One poacher was arrested by the Ngiro-are team, together with their counterparts from Kinyangaga, on the 25th with a machete, he was hunting near Kokatende on the other side of the Mara River. On the same day the Serena team arrested 5 wa Kuria poachers along the Mara River, downstream from Mara Bridge. The Serena team found two different poachers camps and arrested two people from the first group – this group had stayed in the area for a week and had killed two wildebeest. Three poachers were arrested from the second group of four. They had just arrived that morning and had not yet started hunting. A total of 14 wire snares were recovered.
The Ngiro-are team arrested one wa Kuria poacher , from a group of five,on the night of the 26th near Kasarani in the Lemai Wedge. The poachers were hunting Gazelle and had killed one Thompson’ Gazelle.
On the 28th two wa Kuria poachers were arrested by a joint Ngiro-are, Kokatende team near the Bologonja/Mara River junction in the Serengeti. Six wire snares were recovered.
One wa Kuria poacher was arrested on the night of the 30th by the Ngiro-are team at Kasarani in the Lemai Wedge. The poachers were on their way in to camp along the Mara River, 7 wire snares were recovered.
We cut the grass around, and also repaired the cement markers at each end of the Serena airstrip.
We completed most of our grading programme for the season by grading the roads to Ngiro-are, the main road to Oloololo and the roads going to Kichwa Tembo, Little Governor’s and Mpata Club.
The tractor completed cutting all the game viewing tracks and the road team then spent time in opening blocked culverts and repairing pot holes on the main roads.
We put up signs along the river near major crossing points to stop people getting out of their vehicles.
We painted the Ngiro-are office and will purchase a desk and chairs in July.
We erected signs along the Mara River warning people not to get out of their vehicles at crossing points.
Revenue and Accounts

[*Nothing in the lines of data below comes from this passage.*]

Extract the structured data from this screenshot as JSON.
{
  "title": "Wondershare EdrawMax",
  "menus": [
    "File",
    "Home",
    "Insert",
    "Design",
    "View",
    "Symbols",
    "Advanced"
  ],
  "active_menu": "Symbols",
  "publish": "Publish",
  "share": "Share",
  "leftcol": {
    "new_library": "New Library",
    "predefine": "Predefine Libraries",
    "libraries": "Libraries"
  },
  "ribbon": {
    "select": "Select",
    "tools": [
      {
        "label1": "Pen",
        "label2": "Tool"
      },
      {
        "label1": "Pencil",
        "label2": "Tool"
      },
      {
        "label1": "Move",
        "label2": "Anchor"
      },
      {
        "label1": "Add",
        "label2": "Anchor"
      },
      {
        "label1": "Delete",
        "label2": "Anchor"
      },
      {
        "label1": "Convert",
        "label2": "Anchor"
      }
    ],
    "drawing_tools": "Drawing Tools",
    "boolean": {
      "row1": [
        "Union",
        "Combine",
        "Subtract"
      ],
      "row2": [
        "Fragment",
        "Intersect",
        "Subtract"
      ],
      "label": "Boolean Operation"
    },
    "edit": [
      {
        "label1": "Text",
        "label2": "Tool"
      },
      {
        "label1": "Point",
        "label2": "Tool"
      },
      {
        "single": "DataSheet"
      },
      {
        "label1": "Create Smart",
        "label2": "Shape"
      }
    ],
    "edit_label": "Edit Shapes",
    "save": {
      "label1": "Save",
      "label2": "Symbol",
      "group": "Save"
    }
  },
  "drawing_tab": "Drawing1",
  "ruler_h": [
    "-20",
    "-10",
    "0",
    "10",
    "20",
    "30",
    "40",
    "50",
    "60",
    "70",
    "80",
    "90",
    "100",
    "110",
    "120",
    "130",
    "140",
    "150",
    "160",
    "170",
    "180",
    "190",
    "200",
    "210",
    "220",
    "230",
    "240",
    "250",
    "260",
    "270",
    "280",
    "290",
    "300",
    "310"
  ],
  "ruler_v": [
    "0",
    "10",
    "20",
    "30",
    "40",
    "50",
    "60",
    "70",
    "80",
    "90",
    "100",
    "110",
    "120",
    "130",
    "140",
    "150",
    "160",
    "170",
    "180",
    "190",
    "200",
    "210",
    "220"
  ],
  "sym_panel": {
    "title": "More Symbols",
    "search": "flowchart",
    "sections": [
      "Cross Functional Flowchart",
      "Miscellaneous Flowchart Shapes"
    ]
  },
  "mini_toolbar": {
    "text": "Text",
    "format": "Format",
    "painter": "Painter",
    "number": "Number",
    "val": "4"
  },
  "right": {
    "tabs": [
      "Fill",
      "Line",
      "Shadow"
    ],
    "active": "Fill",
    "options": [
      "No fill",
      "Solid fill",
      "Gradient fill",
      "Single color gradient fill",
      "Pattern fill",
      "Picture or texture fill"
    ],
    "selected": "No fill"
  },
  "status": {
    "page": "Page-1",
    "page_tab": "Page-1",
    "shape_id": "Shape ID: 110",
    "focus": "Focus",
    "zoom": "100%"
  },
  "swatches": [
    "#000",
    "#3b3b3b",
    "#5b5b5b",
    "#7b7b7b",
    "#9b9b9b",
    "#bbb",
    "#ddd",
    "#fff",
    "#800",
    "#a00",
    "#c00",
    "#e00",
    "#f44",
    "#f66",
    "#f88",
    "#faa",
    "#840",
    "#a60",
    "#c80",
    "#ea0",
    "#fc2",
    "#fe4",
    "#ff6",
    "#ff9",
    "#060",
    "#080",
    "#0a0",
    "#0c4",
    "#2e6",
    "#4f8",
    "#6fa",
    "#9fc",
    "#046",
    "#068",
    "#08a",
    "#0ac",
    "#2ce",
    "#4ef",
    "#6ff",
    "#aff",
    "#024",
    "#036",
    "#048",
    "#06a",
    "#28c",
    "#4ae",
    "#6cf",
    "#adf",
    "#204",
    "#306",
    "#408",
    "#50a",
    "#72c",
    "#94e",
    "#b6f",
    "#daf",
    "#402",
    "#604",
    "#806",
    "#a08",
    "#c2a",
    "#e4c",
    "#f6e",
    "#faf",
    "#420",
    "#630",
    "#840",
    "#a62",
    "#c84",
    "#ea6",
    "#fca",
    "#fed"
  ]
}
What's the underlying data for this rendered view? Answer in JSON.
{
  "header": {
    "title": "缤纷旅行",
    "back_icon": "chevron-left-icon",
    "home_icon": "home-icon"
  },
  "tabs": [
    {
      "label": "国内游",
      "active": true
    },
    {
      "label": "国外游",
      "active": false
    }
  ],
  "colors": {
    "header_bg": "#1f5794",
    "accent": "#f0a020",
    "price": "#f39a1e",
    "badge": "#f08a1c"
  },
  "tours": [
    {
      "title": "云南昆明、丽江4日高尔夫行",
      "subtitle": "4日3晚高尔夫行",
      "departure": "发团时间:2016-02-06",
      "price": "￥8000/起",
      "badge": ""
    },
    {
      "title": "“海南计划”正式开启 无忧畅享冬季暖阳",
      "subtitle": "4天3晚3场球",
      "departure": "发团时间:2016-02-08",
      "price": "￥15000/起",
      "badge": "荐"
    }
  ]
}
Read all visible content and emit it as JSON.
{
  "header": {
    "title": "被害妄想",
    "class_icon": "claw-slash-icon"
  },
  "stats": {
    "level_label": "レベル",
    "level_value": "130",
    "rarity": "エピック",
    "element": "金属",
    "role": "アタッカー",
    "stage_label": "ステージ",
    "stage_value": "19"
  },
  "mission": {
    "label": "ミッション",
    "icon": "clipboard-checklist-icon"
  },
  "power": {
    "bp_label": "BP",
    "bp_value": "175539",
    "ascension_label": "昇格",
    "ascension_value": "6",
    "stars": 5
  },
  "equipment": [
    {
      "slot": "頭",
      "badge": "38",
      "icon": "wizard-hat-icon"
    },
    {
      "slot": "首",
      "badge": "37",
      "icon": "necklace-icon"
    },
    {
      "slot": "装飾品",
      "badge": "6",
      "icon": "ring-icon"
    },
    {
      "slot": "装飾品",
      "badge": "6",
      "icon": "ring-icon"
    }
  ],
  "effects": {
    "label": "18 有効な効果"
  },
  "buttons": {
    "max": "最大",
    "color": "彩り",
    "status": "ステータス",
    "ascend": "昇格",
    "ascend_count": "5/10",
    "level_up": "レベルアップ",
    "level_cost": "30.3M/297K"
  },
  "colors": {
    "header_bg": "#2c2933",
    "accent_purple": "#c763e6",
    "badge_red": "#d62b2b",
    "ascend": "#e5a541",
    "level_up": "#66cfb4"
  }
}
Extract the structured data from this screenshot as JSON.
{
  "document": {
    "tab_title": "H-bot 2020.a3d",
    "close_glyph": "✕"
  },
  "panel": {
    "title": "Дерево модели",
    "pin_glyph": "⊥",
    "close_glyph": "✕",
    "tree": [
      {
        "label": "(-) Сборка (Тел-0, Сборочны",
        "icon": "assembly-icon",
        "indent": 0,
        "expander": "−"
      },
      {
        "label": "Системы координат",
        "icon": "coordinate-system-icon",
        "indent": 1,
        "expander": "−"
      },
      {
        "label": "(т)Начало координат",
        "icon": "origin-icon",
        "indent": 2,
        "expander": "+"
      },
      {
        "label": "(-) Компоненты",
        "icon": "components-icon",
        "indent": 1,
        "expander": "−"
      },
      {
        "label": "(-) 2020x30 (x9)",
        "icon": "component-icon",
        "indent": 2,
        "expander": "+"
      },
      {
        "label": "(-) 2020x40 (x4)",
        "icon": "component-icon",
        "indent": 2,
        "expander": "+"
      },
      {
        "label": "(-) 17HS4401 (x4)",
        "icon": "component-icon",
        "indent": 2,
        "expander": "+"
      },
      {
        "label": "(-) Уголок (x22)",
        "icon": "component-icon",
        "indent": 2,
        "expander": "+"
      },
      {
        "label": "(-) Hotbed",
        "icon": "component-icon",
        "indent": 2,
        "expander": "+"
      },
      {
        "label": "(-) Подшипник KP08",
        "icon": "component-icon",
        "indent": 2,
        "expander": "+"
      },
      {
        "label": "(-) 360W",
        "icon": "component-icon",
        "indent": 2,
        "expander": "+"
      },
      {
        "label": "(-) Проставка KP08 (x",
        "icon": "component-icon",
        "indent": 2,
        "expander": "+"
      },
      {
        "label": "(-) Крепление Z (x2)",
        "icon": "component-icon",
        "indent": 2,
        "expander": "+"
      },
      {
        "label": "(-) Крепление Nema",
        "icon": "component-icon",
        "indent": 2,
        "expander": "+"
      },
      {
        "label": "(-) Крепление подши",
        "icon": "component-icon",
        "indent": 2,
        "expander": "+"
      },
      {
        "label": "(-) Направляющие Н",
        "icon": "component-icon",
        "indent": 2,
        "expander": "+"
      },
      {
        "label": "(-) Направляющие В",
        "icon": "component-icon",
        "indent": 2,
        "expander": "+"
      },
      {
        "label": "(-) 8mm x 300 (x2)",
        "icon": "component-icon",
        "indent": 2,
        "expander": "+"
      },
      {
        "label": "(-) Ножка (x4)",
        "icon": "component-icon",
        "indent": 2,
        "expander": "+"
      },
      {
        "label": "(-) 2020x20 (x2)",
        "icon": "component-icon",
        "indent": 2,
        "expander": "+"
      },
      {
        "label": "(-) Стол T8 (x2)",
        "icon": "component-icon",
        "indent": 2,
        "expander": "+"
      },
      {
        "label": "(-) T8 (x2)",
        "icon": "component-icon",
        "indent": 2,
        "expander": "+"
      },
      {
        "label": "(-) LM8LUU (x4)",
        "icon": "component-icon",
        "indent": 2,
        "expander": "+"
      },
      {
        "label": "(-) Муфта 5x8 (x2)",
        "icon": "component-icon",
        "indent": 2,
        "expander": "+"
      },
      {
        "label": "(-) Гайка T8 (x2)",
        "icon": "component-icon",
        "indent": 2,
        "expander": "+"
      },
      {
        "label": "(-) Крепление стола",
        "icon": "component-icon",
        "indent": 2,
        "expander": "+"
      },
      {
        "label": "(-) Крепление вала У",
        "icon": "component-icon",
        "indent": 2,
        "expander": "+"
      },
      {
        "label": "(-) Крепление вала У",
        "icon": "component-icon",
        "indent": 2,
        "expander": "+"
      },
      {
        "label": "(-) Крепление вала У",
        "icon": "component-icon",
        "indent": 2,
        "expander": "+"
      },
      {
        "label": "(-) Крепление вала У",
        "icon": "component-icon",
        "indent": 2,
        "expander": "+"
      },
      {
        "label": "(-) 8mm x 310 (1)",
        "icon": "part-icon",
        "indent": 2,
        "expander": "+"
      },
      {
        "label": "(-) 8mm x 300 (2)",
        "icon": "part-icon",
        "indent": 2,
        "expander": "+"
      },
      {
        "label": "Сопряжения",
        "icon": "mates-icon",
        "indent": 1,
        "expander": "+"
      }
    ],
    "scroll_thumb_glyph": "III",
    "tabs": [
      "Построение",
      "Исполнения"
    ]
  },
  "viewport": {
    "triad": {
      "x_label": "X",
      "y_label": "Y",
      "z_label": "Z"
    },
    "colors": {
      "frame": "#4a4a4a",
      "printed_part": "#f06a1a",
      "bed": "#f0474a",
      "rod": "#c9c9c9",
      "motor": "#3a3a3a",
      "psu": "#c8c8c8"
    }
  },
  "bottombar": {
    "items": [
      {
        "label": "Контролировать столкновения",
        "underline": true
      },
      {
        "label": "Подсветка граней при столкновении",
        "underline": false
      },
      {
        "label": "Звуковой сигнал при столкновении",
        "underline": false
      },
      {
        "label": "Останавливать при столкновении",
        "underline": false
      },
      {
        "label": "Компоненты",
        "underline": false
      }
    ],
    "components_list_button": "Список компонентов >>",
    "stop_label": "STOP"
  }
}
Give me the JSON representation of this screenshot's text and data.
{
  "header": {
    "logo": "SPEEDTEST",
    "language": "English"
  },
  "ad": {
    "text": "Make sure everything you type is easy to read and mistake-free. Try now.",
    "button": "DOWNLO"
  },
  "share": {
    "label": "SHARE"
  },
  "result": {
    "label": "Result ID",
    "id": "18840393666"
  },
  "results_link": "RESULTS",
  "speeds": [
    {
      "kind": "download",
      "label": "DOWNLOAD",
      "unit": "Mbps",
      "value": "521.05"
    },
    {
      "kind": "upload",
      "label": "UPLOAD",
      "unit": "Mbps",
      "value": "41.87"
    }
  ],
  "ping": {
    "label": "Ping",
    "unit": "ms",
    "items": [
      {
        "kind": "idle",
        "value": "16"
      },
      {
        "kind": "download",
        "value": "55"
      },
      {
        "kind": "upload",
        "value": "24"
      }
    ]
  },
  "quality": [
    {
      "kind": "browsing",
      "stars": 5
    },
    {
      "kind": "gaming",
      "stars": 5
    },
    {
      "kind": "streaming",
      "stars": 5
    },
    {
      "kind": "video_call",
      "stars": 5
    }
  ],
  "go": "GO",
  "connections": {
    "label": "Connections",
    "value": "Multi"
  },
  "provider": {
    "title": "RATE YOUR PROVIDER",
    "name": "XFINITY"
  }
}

The County Council approved new park fees at a full Council meeting on the 30th May; this meeting gave us authority to print new tickets in readiness for 1st July 2006, when the new fees will take effect. The new fees are set at the same values as for KWS category “A” National Parks.
Report on focus for June
Focus for July
· Repair housing at Mara Bridge and re-thatch gate house;
· Implement new salary scales;
· Collect new vehicles;
· Implement new Park fees;
· Complete grading of all roads;
· Start security training;
· Finalise recruitment of finance/admin officer; and
· Finalise appointment of consultant for 10 year management agreement.